“[T]he Kennedys were the spiritual and political leaders of the most nauseating, ignorant and sentimental of any US ethnic minority.” Do you recognize yourselves in that description? Didn't think so, but that's how the Irish Independent's Kevin Myers described us this week.

The Irish media has a strange love-hate relationship with Irish-America. It's pretty common to hear or read comments about Irish-America or Irish-Americans that would lead to sanctions from Ireland's media watchdogs if they were said about any other group of people on Earth.

In some ways that's fair enough. We're all family, right? And family is always more critical of family. Still it would be nice if those family members in Ireland knew what they were talking about when they talked about Irish-America.

Myers says Irish-America is “composed of a series of grotesque and infantilised east-coast communities of maudlin, tone-deaf necrophiliacs who bawl songs celebrating murder in a far-off land which most of them have never visited, not least because the plane door has not been made which can accommodate their huge rectums.” Myers is hoping to shock and outrage us. I don't think we need to rise to the bait. We can calmly point out that Myers doesn't have a clue.

You see, Myers also professes his admiration for “Americans of Irish ancestry, who have been some of the greatest patriots in US history, from the many Congressional Medals of Honor winners, to heroes like Michael Collins of Apollo fame and General Stan McChrystal today.” See what I mean by love-hate?

Myers, like so many others here, wants to claim us when we do something of which he approves and deny us when we go against him. And – here is where Myers has the most company – he will denigrate and insult us if we dare to hold on to aspects of our Irish identity that we inherited from our parents and grandparents, but which modern Ireland has decided to discard as the refuse of a better-to-be-forgotten past.

Myers finds the singing of rebel songs about a “a far-off land” offensive, but for most Irish-Americans they are simply songs and no different than singing how “we fired our guns and the British kept a comin …,” which can be enjoyed even if you've never been to New Orleans.

The songs are a link back in time to parents, grandparents and further to the emigrant ship. Maybe that is “maudlin,” but it can also simply be part of our history. Myers would approve our celebrating our connection to the Fighting 69th, but not to anything that might have happened in Ireland.

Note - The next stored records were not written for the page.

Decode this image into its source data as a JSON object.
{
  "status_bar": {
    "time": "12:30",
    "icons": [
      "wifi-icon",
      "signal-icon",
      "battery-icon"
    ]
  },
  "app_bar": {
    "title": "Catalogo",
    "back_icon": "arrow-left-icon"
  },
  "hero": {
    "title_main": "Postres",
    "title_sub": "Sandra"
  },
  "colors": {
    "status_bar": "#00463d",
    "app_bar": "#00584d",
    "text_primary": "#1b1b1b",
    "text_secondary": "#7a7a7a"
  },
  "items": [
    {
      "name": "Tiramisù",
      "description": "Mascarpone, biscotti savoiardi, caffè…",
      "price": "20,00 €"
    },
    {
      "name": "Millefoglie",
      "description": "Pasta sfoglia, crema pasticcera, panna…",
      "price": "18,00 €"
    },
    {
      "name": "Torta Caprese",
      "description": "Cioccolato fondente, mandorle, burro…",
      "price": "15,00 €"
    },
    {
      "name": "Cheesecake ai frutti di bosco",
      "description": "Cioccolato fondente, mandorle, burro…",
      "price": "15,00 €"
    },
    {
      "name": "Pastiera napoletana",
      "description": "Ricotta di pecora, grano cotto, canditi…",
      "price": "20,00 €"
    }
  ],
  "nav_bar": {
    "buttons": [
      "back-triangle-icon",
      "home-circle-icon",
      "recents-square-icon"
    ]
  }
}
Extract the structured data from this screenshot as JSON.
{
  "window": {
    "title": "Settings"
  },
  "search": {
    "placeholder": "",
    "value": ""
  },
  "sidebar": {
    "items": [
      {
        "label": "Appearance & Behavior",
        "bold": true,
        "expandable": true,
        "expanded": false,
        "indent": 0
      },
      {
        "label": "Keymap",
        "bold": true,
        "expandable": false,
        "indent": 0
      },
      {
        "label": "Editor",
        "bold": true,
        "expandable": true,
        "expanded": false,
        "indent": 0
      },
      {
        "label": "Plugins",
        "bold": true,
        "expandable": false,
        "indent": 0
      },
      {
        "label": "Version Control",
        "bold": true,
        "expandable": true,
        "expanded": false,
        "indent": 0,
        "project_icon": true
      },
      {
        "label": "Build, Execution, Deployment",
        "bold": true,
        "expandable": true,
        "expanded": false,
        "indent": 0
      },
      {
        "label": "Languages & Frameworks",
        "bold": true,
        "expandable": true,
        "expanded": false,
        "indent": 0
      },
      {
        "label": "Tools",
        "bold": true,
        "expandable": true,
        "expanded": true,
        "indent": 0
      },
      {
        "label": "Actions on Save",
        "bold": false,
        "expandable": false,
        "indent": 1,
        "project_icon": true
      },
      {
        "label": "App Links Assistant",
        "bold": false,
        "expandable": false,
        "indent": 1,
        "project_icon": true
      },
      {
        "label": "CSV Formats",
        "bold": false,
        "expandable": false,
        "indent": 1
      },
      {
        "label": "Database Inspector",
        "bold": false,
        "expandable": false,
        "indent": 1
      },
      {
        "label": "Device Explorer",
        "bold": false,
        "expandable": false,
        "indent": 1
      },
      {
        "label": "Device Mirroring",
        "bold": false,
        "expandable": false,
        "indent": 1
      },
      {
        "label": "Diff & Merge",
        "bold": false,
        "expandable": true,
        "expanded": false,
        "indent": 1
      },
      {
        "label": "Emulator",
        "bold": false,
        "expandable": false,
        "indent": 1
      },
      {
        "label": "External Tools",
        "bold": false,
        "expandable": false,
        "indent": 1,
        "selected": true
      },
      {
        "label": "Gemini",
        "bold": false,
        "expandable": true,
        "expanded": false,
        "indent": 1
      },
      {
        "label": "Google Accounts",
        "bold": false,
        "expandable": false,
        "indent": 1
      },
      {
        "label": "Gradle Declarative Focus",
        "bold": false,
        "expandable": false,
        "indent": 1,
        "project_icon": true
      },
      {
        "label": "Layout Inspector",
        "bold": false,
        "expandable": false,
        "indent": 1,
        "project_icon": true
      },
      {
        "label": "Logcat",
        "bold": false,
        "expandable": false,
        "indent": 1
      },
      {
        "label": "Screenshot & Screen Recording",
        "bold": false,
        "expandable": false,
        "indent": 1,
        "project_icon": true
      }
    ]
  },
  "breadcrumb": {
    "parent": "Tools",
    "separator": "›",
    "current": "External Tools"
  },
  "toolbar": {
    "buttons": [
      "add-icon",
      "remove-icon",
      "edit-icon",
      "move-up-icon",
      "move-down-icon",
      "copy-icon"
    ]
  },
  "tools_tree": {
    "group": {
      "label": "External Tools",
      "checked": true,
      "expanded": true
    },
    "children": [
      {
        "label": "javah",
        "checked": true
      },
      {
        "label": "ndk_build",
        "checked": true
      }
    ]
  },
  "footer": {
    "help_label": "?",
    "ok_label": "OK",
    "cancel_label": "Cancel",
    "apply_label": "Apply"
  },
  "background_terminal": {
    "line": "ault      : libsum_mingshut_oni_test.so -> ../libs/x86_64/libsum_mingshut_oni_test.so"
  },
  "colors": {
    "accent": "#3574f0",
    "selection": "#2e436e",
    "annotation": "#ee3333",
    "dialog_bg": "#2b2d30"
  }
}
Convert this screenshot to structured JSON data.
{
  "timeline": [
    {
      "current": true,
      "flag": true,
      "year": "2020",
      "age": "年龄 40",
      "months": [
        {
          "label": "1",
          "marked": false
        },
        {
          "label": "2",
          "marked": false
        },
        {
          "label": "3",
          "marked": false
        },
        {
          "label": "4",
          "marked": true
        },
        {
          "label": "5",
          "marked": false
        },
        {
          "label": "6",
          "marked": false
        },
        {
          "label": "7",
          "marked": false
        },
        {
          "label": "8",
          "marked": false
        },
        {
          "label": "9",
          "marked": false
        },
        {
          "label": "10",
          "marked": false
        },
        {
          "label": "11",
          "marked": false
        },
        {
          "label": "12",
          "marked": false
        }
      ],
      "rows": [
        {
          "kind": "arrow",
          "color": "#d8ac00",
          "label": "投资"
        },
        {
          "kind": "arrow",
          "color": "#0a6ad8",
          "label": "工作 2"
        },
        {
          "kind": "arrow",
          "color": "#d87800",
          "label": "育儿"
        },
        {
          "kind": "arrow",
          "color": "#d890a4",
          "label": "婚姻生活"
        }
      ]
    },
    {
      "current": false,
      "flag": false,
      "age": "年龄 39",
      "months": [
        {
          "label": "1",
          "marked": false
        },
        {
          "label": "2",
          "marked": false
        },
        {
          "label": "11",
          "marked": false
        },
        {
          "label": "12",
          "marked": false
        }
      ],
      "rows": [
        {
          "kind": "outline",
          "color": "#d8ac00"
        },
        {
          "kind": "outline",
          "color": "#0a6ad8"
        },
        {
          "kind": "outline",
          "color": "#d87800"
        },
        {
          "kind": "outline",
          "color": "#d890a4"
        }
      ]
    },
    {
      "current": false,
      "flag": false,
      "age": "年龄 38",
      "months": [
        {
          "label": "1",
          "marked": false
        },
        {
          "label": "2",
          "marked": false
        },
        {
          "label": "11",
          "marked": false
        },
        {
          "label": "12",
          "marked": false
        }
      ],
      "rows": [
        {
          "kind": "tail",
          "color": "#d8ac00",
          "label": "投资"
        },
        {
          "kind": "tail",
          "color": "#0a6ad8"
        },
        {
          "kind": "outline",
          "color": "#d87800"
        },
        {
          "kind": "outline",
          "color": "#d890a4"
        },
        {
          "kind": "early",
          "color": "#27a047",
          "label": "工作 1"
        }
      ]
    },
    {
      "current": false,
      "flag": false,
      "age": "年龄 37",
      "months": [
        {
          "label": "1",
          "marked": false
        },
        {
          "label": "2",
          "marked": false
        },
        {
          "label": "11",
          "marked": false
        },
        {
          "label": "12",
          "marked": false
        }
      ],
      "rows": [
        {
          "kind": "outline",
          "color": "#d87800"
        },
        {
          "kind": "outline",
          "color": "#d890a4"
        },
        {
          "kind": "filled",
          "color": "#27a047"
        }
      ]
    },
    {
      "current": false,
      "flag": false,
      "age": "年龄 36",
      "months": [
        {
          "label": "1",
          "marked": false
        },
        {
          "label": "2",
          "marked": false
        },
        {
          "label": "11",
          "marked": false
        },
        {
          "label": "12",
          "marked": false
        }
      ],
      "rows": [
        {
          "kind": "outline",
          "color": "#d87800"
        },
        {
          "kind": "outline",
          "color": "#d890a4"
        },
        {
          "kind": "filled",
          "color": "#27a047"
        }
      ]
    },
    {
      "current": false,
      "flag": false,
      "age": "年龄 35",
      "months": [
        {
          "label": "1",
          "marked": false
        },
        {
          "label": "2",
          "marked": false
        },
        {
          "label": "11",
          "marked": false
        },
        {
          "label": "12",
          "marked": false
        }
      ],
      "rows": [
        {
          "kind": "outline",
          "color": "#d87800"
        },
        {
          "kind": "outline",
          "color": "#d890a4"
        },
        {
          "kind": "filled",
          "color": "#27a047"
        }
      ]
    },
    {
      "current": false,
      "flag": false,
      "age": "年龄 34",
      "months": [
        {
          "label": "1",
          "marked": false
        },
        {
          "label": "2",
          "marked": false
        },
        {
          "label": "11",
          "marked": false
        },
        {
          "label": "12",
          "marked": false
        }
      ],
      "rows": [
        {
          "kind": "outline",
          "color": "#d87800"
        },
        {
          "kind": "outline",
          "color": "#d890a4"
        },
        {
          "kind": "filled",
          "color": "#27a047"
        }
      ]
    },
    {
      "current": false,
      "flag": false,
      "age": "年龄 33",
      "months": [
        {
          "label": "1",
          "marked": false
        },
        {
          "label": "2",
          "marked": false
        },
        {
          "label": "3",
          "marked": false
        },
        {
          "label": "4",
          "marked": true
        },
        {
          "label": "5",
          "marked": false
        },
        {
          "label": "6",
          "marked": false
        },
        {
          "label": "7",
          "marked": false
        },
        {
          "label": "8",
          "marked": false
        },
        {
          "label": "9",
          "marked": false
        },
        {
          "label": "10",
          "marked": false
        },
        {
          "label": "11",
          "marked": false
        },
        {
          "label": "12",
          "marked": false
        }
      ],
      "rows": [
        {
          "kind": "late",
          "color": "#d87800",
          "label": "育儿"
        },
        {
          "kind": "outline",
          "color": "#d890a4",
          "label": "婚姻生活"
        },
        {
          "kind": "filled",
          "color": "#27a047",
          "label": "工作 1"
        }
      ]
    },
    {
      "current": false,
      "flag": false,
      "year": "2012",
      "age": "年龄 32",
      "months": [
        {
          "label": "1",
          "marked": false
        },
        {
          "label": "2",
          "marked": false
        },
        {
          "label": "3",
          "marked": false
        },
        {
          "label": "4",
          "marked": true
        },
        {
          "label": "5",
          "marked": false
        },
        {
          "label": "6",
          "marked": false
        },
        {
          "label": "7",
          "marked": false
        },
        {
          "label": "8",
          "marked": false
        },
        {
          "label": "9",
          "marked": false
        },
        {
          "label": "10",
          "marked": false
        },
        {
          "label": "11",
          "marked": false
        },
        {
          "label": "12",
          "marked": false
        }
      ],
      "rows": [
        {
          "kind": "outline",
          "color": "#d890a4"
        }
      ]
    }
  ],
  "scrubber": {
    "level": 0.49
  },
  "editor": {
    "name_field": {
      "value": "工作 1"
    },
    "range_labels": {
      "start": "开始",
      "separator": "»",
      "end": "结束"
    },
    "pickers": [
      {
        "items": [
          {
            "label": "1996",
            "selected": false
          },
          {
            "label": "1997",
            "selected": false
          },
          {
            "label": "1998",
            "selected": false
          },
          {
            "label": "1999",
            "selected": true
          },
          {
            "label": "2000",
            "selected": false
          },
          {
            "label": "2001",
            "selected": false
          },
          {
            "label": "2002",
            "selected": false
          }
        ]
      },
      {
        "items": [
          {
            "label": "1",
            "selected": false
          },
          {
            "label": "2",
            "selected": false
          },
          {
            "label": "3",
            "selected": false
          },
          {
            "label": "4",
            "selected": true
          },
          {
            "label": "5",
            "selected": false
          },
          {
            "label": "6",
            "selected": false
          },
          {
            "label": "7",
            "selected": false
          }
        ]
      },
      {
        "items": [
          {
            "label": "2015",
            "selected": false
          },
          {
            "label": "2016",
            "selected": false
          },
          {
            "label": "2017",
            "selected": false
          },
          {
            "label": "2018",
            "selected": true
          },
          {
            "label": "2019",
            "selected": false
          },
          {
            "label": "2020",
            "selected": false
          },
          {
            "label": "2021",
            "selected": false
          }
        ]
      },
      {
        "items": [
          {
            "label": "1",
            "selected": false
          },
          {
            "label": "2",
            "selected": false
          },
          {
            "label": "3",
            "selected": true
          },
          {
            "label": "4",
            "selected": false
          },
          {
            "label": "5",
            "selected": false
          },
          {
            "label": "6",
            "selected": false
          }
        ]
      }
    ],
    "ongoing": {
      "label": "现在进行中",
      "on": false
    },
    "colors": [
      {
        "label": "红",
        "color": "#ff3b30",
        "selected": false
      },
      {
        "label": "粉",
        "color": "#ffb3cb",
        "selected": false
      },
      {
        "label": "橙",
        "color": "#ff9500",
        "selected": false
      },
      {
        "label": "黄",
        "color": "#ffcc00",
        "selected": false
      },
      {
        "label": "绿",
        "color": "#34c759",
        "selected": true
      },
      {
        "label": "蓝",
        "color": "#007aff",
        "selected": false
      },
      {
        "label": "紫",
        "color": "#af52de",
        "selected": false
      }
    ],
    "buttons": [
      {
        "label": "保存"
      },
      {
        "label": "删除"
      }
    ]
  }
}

That simply makes no sense. We are products of both histories.

For Myers astronaut Michael Collins is an American of Irish ancestry to be admired and not one of those Irish-Americans from the east coast who sings rebel songs. But how does Myers know? I sure don't know, but I do know that Collins' grandfather was from Ireland and Collins' father was one of 11 children and served in the Army his entire career. Collins' father retired a Major General, but he was also the son of an immigrant. He could easily have been both a successful, admirable (in Myers' eyes) American and a singer of Irish rebel songs.

As for Collins the astronaut, again I don't know. He did, however, marry a Finnegan from Boston. So quite possibly Collins could have a father and father-in-law who sang Irish rebel songs. Using Myers' stereotype-based reckoning it seems almost certain. Collins himself may even enjoy a rebel song or two.

So what?

What makes Myers' stereotype view of Irish-America more galling is that he somehow believes that the Irish neighborhoods around Boston and New York couldn't possibly produce the kind of Americans he admires. We all know that's not true. Those same “grotesque and infantilised east-coast communities” that bother Myers so much have in the past produced some of the most patriotic Americans.

I daresay I could find many Irish-Americans from those communities serving in Iraq and Afghanistan today; young Americans Myers recently described as belonging “to the bravest generation of soldiers the United States has ever produced.”

That's who Irish-Americans are. Proud Americans and proud of our Irish roots. Maybe if Myers got off his own “ huge rectum” and paid an open-minded visit he might learn a thing or two about us.